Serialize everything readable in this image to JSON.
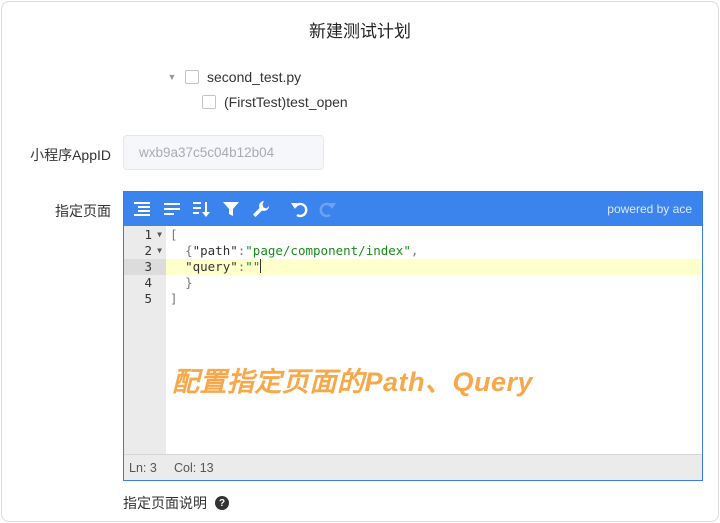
{
  "dialog": {
    "title": "新建测试计划"
  },
  "tree": {
    "file": {
      "label": "second_test.py",
      "checked": false,
      "expanded": true
    },
    "case": {
      "label": "(FirstTest)test_open",
      "checked": false
    }
  },
  "form": {
    "appid": {
      "label": "小程序AppID",
      "placeholder": "wxb9a37c5c04b12b04"
    },
    "pages": {
      "label": "指定页面"
    },
    "pages_desc": {
      "label": "指定页面说明",
      "help_icon": "question-circle-icon"
    }
  },
  "editor": {
    "powered_by": "powered by ace",
    "toolbar_icons": [
      "format-indent-icon",
      "align-text-icon",
      "sort-icon",
      "filter-icon",
      "wrench-icon",
      "undo-icon",
      "redo-icon"
    ],
    "line_numbers": [
      "1",
      "2",
      "3",
      "4",
      "5"
    ],
    "active_line": 3,
    "code_lines": [
      {
        "indent": "",
        "open": "["
      },
      {
        "indent": "  ",
        "open": "{",
        "key": "\"path\"",
        "sep": ":",
        "value": "\"page/component/index\"",
        "close": ","
      },
      {
        "indent": "  ",
        "key": "\"query\"",
        "sep": ":",
        "value": "\"\""
      },
      {
        "indent": "  ",
        "close": "}"
      },
      {
        "indent": "",
        "close": "]"
      }
    ],
    "status": {
      "line": "Ln: 3",
      "col": "Col: 13"
    },
    "colors": {
      "toolbar": "#3c84ed",
      "active_line": "#ffffcc",
      "string": "#1a8a1a"
    }
  },
  "annotation": {
    "text": "配置指定页面的Path、Query",
    "color": "#f7a84a"
  }
}
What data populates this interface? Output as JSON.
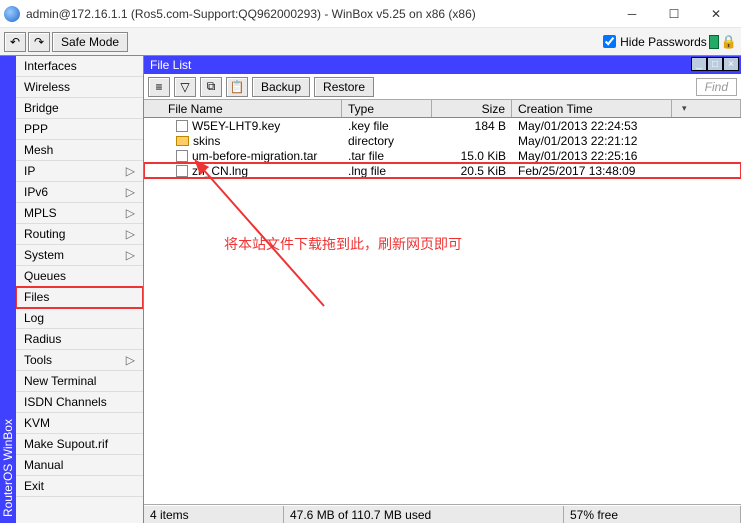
{
  "window": {
    "title": "admin@172.16.1.1 (Ros5.com-Support:QQ962000293) - WinBox v5.25 on x86 (x86)"
  },
  "toolbar": {
    "safe_mode": "Safe Mode",
    "hide_passwords": "Hide Passwords"
  },
  "vtab": "RouterOS WinBox",
  "sidebar": {
    "items": [
      {
        "label": "Interfaces",
        "chev": false
      },
      {
        "label": "Wireless",
        "chev": false
      },
      {
        "label": "Bridge",
        "chev": false
      },
      {
        "label": "PPP",
        "chev": false
      },
      {
        "label": "Mesh",
        "chev": false
      },
      {
        "label": "IP",
        "chev": true
      },
      {
        "label": "IPv6",
        "chev": true
      },
      {
        "label": "MPLS",
        "chev": true
      },
      {
        "label": "Routing",
        "chev": true
      },
      {
        "label": "System",
        "chev": true
      },
      {
        "label": "Queues",
        "chev": false
      },
      {
        "label": "Files",
        "chev": false,
        "highlight": true
      },
      {
        "label": "Log",
        "chev": false
      },
      {
        "label": "Radius",
        "chev": false
      },
      {
        "label": "Tools",
        "chev": true
      },
      {
        "label": "New Terminal",
        "chev": false
      },
      {
        "label": "ISDN Channels",
        "chev": false
      },
      {
        "label": "KVM",
        "chev": false
      },
      {
        "label": "Make Supout.rif",
        "chev": false
      },
      {
        "label": "Manual",
        "chev": false
      },
      {
        "label": "Exit",
        "chev": false
      }
    ]
  },
  "panel": {
    "title": "File List",
    "backup": "Backup",
    "restore": "Restore",
    "find": "Find",
    "columns": {
      "name": "File Name",
      "type": "Type",
      "size": "Size",
      "ctime": "Creation Time"
    },
    "rows": [
      {
        "icon": "file",
        "name": "W5EY-LHT9.key",
        "type": ".key file",
        "size": "184 B",
        "ctime": "May/01/2013 22:24:53"
      },
      {
        "icon": "folder",
        "name": "skins",
        "type": "directory",
        "size": "",
        "ctime": "May/01/2013 22:21:12"
      },
      {
        "icon": "file",
        "name": "um-before-migration.tar",
        "type": ".tar file",
        "size": "15.0 KiB",
        "ctime": "May/01/2013 22:25:16"
      },
      {
        "icon": "file",
        "name": "zh_CN.lng",
        "type": ".lng file",
        "size": "20.5 KiB",
        "ctime": "Feb/25/2017 13:48:09",
        "highlight": true
      }
    ],
    "annotation": "将本站文件下载拖到此，刷新网页即可",
    "status": {
      "count": "4 items",
      "used": "47.6 MB of 110.7 MB used",
      "free": "57% free"
    }
  }
}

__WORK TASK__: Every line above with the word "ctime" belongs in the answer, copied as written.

__WORKED SOLUTION__:
      "ctime": "Creation Time"
        "ctime": "May/01/2013 22:24:53"
        "ctime": "May/01/2013 22:21:12"
        "ctime": "May/01/2013 22:25:16"
        "ctime": "Feb/25/2017 13:48:09",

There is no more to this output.